> **What you have to do**: Within the listing below, show every line that contains the word "Maven".

> **Records provided**:
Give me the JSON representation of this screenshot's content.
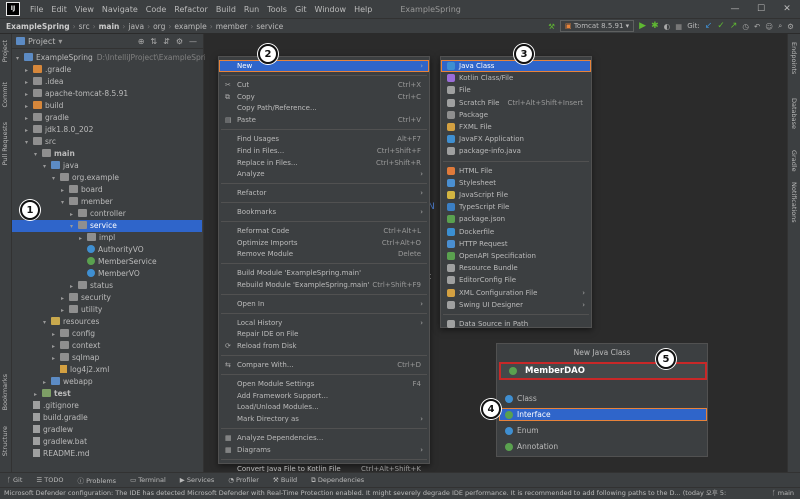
{
  "menubar": {
    "logo": "IJ",
    "items": [
      "File",
      "Edit",
      "View",
      "Navigate",
      "Code",
      "Refactor",
      "Build",
      "Run",
      "Tools",
      "Git",
      "Window",
      "Help"
    ],
    "window_title": "ExampleSpring",
    "controls": [
      "—",
      "☐",
      "✕"
    ]
  },
  "navbar": {
    "crumbs": [
      "ExampleSpring",
      "src",
      "main",
      "java",
      "org",
      "example",
      "member",
      "service"
    ],
    "run_config": "Tomcat 8.5.91",
    "git_label": "Git:"
  },
  "left_strip": [
    "Project",
    "Commit",
    "Pull Requests",
    "Bookmarks",
    "Structure"
  ],
  "right_strip": [
    "Endpoints",
    "Database",
    "Gradle",
    "Notifications"
  ],
  "project": {
    "header": "Project",
    "tree": [
      {
        "label": "ExampleSpring",
        "hint": "D:\\IntelliJProject\\ExampleSpring",
        "depth": 0,
        "arrow": "▾",
        "icon": "folder b"
      },
      {
        "label": ".gradle",
        "depth": 1,
        "arrow": "▸",
        "icon": "folder o"
      },
      {
        "label": ".idea",
        "depth": 1,
        "arrow": "▸",
        "icon": "folder"
      },
      {
        "label": "apache-tomcat-8.5.91",
        "depth": 1,
        "arrow": "▸",
        "icon": "folder"
      },
      {
        "label": "build",
        "depth": 1,
        "arrow": "▸",
        "icon": "folder o"
      },
      {
        "label": "gradle",
        "depth": 1,
        "arrow": "▸",
        "icon": "folder"
      },
      {
        "label": "jdk1.8.0_202",
        "depth": 1,
        "arrow": "▸",
        "icon": "folder"
      },
      {
        "label": "src",
        "depth": 1,
        "arrow": "▾",
        "icon": "folder"
      },
      {
        "label": "main",
        "depth": 2,
        "arrow": "▾",
        "icon": "folder",
        "bold": true
      },
      {
        "label": "java",
        "depth": 3,
        "arrow": "▾",
        "icon": "folder b"
      },
      {
        "label": "org.example",
        "depth": 4,
        "arrow": "▾",
        "icon": "folder"
      },
      {
        "label": "board",
        "depth": 5,
        "arrow": "▸",
        "icon": "folder"
      },
      {
        "label": "member",
        "depth": 5,
        "arrow": "▾",
        "icon": "folder"
      },
      {
        "label": "controller",
        "depth": 6,
        "arrow": "▸",
        "icon": "folder"
      },
      {
        "label": "service",
        "depth": 6,
        "arrow": "▾",
        "icon": "folder",
        "selected": true
      },
      {
        "label": "impl",
        "depth": 7,
        "arrow": "▸",
        "icon": "folder"
      },
      {
        "label": "AuthorityVO",
        "depth": 7,
        "arrow": "",
        "icon": "cls"
      },
      {
        "label": "MemberService",
        "depth": 7,
        "arrow": "",
        "icon": "cls g"
      },
      {
        "label": "MemberVO",
        "depth": 7,
        "arrow": "",
        "icon": "cls"
      },
      {
        "label": "status",
        "depth": 6,
        "arrow": "▸",
        "icon": "folder"
      },
      {
        "label": "security",
        "depth": 5,
        "arrow": "▸",
        "icon": "folder"
      },
      {
        "label": "utility",
        "depth": 5,
        "arrow": "▸",
        "icon": "folder"
      },
      {
        "label": "resources",
        "depth": 3,
        "arrow": "▾",
        "icon": "folder y"
      },
      {
        "label": "config",
        "depth": 4,
        "arrow": "▸",
        "icon": "folder"
      },
      {
        "label": "context",
        "depth": 4,
        "arrow": "▸",
        "icon": "folder"
      },
      {
        "label": "sqlmap",
        "depth": 4,
        "arrow": "▸",
        "icon": "folder"
      },
      {
        "label": "log4j2.xml",
        "depth": 4,
        "arrow": "",
        "icon": "file x"
      },
      {
        "label": "webapp",
        "depth": 3,
        "arrow": "▸",
        "icon": "folder b"
      },
      {
        "label": "test",
        "depth": 2,
        "arrow": "▸",
        "icon": "folder g",
        "bold": true
      },
      {
        "label": ".gitignore",
        "depth": 1,
        "arrow": "",
        "icon": "file"
      },
      {
        "label": "build.gradle",
        "depth": 1,
        "arrow": "",
        "icon": "file"
      },
      {
        "label": "gradlew",
        "depth": 1,
        "arrow": "",
        "icon": "file"
      },
      {
        "label": "gradlew.bat",
        "depth": 1,
        "arrow": "",
        "icon": "file"
      },
      {
        "label": "README.md",
        "depth": 1,
        "arrow": "",
        "icon": "file"
      }
    ]
  },
  "context_menu": [
    {
      "label": "New",
      "sub": true,
      "hl": true
    },
    {
      "sep": true
    },
    {
      "label": "Cut",
      "sc": "Ctrl+X",
      "icon": "✂"
    },
    {
      "label": "Copy",
      "sc": "Ctrl+C",
      "icon": "⧉"
    },
    {
      "label": "Copy Path/Reference..."
    },
    {
      "label": "Paste",
      "sc": "Ctrl+V",
      "icon": "▤"
    },
    {
      "sep": true
    },
    {
      "label": "Find Usages",
      "sc": "Alt+F7"
    },
    {
      "label": "Find in Files...",
      "sc": "Ctrl+Shift+F"
    },
    {
      "label": "Replace in Files...",
      "sc": "Ctrl+Shift+R"
    },
    {
      "label": "Analyze",
      "sub": true
    },
    {
      "sep": true
    },
    {
      "label": "Refactor",
      "sub": true
    },
    {
      "sep": true
    },
    {
      "label": "Bookmarks",
      "sub": true
    },
    {
      "sep": true
    },
    {
      "label": "Reformat Code",
      "sc": "Ctrl+Alt+L"
    },
    {
      "label": "Optimize Imports",
      "sc": "Ctrl+Alt+O"
    },
    {
      "label": "Remove Module",
      "sc": "Delete"
    },
    {
      "sep": true
    },
    {
      "label": "Build Module 'ExampleSpring.main'"
    },
    {
      "label": "Rebuild Module 'ExampleSpring.main'",
      "sc": "Ctrl+Shift+F9"
    },
    {
      "sep": true
    },
    {
      "label": "Open In",
      "sub": true
    },
    {
      "sep": true
    },
    {
      "label": "Local History",
      "sub": true
    },
    {
      "label": "Repair IDE on File"
    },
    {
      "label": "Reload from Disk",
      "icon": "⟳"
    },
    {
      "sep": true
    },
    {
      "label": "Compare With...",
      "sc": "Ctrl+D",
      "icon": "⇆"
    },
    {
      "sep": true
    },
    {
      "label": "Open Module Settings",
      "sc": "F4"
    },
    {
      "label": "Add Framework Support..."
    },
    {
      "label": "Load/Unload Modules..."
    },
    {
      "label": "Mark Directory as",
      "sub": true
    },
    {
      "sep": true
    },
    {
      "label": "Analyze Dependencies...",
      "icon": "▦"
    },
    {
      "label": "Diagrams",
      "sub": true,
      "icon": "▦"
    },
    {
      "sep": true
    },
    {
      "label": "Convert Java File to Kotlin File",
      "sc": "Ctrl+Alt+Shift+K"
    }
  ],
  "new_menu": [
    {
      "label": "Java Class",
      "hl": true,
      "color": "#3f8fd1"
    },
    {
      "label": "Kotlin Class/File",
      "color": "#9a6cd8"
    },
    {
      "label": "File",
      "color": "#9fa0a0"
    },
    {
      "label": "Scratch File",
      "sc": "Ctrl+Alt+Shift+Insert",
      "color": "#9fa0a0"
    },
    {
      "label": "Package",
      "color": "#8f8f8f"
    },
    {
      "label": "FXML File",
      "color": "#d3a041"
    },
    {
      "label": "JavaFX Application",
      "color": "#3f8fd1"
    },
    {
      "label": "package-info.java",
      "color": "#9fa0a0"
    },
    {
      "sep": true
    },
    {
      "label": "HTML File",
      "color": "#e07a3a"
    },
    {
      "label": "Stylesheet",
      "color": "#4a8fd1"
    },
    {
      "label": "JavaScript File",
      "color": "#d3b541"
    },
    {
      "label": "TypeScript File",
      "color": "#3b7fc4"
    },
    {
      "label": "package.json",
      "color": "#5aa14f"
    },
    {
      "label": "Dockerfile",
      "color": "#3b8fd1"
    },
    {
      "label": "HTTP Request",
      "color": "#4a8fd1"
    },
    {
      "label": "OpenAPI Specification",
      "color": "#5aa14f"
    },
    {
      "label": "Resource Bundle",
      "color": "#9fa0a0"
    },
    {
      "label": "EditorConfig File",
      "color": "#9fa0a0"
    },
    {
      "label": "XML Configuration File",
      "sub": true,
      "color": "#d3a041"
    },
    {
      "label": "Swing UI Designer",
      "sub": true,
      "color": "#9fa0a0"
    },
    {
      "sep": true
    },
    {
      "label": "Data Source in Path",
      "color": "#9fa0a0"
    }
  ],
  "dialog": {
    "title": "New Java Class",
    "input_value": "MemberDAO",
    "options": [
      {
        "label": "Class",
        "color": "#3f8fd1"
      },
      {
        "label": "Interface",
        "color": "#5aa14f",
        "selected": true
      },
      {
        "label": "Enum",
        "color": "#3f8fd1"
      },
      {
        "label": "Annotation",
        "color": "#5aa14f"
      }
    ]
  },
  "badges": [
    "1",
    "2",
    "3",
    "4",
    "5"
  ],
  "editor_fragments": [
    "oub",
    "N",
    "n t"
  ],
  "bottom_tabs": [
    "Git",
    "TODO",
    "Problems",
    "Terminal",
    "Services",
    "Profiler",
    "Build",
    "Dependencies"
  ],
  "status": {
    "message": "Microsoft Defender configuration: The IDE has detected Microsoft Defender with Real-Time Protection enabled. It might severely degrade IDE performance. It is recommended to add following paths to the D... (today 오후 5:",
    "branch": "main"
  },
  "colors": {
    "selection": "#2f65ca",
    "highlight_border": "#e8833a",
    "input_border": "#c82828"
  }
}
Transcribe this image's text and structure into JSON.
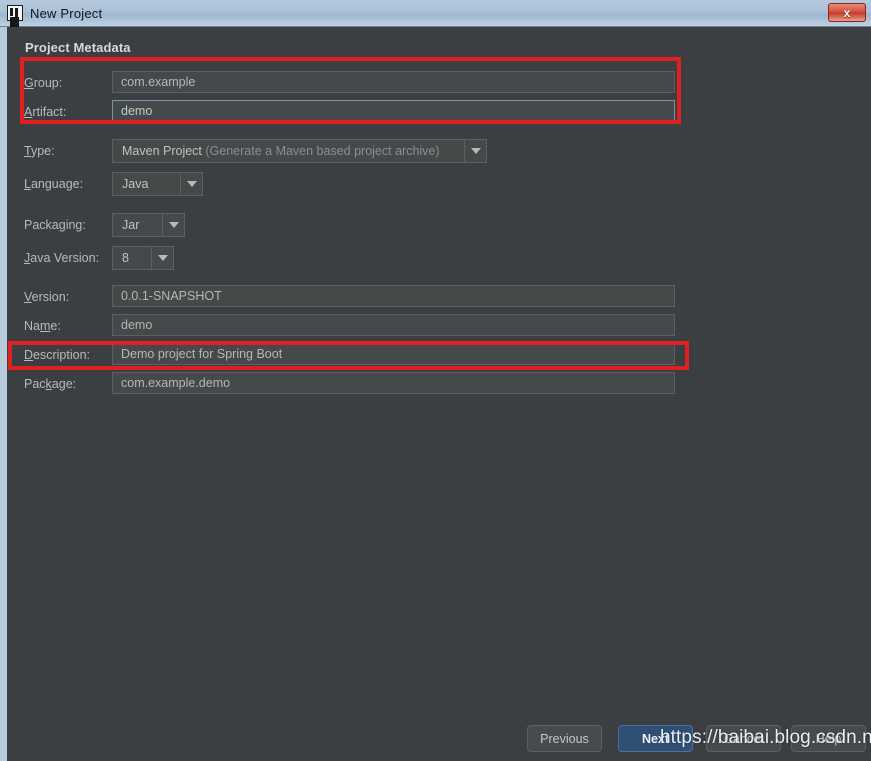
{
  "window": {
    "title": "New Project",
    "icon": "intellij-idea-icon",
    "close_label": "x",
    "titlebar_color": "#a9c0d6",
    "body_color": "#3c3f41"
  },
  "section": {
    "heading": "Project Metadata"
  },
  "form": {
    "fields": [
      {
        "name": "group",
        "label": "Group:",
        "mnemonic": "G",
        "value": "com.example",
        "type": "text",
        "focused": false
      },
      {
        "name": "artifact",
        "label": "Artifact:",
        "mnemonic": "A",
        "value": "demo",
        "type": "text",
        "focused": true
      },
      {
        "name": "type",
        "label": "Type:",
        "mnemonic": "T",
        "value": "Maven Project",
        "hint": "(Generate a Maven based project archive)",
        "type": "combo"
      },
      {
        "name": "language",
        "label": "Language:",
        "mnemonic": "L",
        "value": "Java",
        "type": "combo"
      },
      {
        "name": "packaging",
        "label": "Packaging:",
        "mnemonic": "g",
        "value": "Jar",
        "type": "combo"
      },
      {
        "name": "java-version",
        "label": "Java Version:",
        "mnemonic": "J",
        "value": "8",
        "type": "combo"
      },
      {
        "name": "version",
        "label": "Version:",
        "mnemonic": "V",
        "value": "0.0.1-SNAPSHOT",
        "type": "text",
        "focused": false
      },
      {
        "name": "project-name",
        "label": "Name:",
        "mnemonic": "m",
        "value": "demo",
        "type": "text",
        "focused": false
      },
      {
        "name": "description",
        "label": "Description:",
        "mnemonic": "D",
        "value": "Demo project for Spring Boot",
        "type": "text",
        "focused": false
      },
      {
        "name": "package",
        "label": "Package:",
        "mnemonic": "k",
        "value": "com.example.demo",
        "type": "text",
        "focused": false
      }
    ]
  },
  "annotations": {
    "color": "#e02020",
    "boxes": [
      {
        "name": "group-artifact-highlight",
        "targets": "group, artifact"
      },
      {
        "name": "description-highlight",
        "targets": "description"
      }
    ]
  },
  "buttons": {
    "previous": "Previous",
    "next": "Next",
    "cancel": "Cancel",
    "help": "Help"
  },
  "watermark": {
    "text": "https://baibai.blog.csdn.net"
  }
}
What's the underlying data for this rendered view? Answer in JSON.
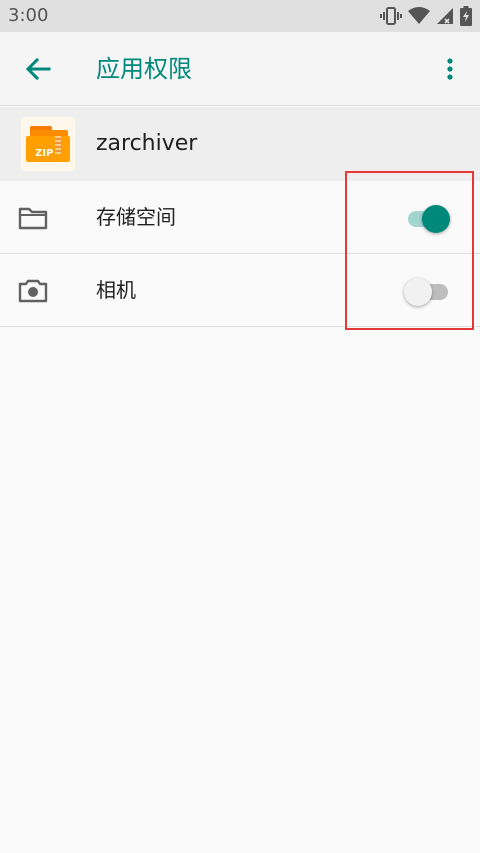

> **Response for this exercise**:
        "value": "Maven Project",
        "hint": "(Generate a Maven based project archive)",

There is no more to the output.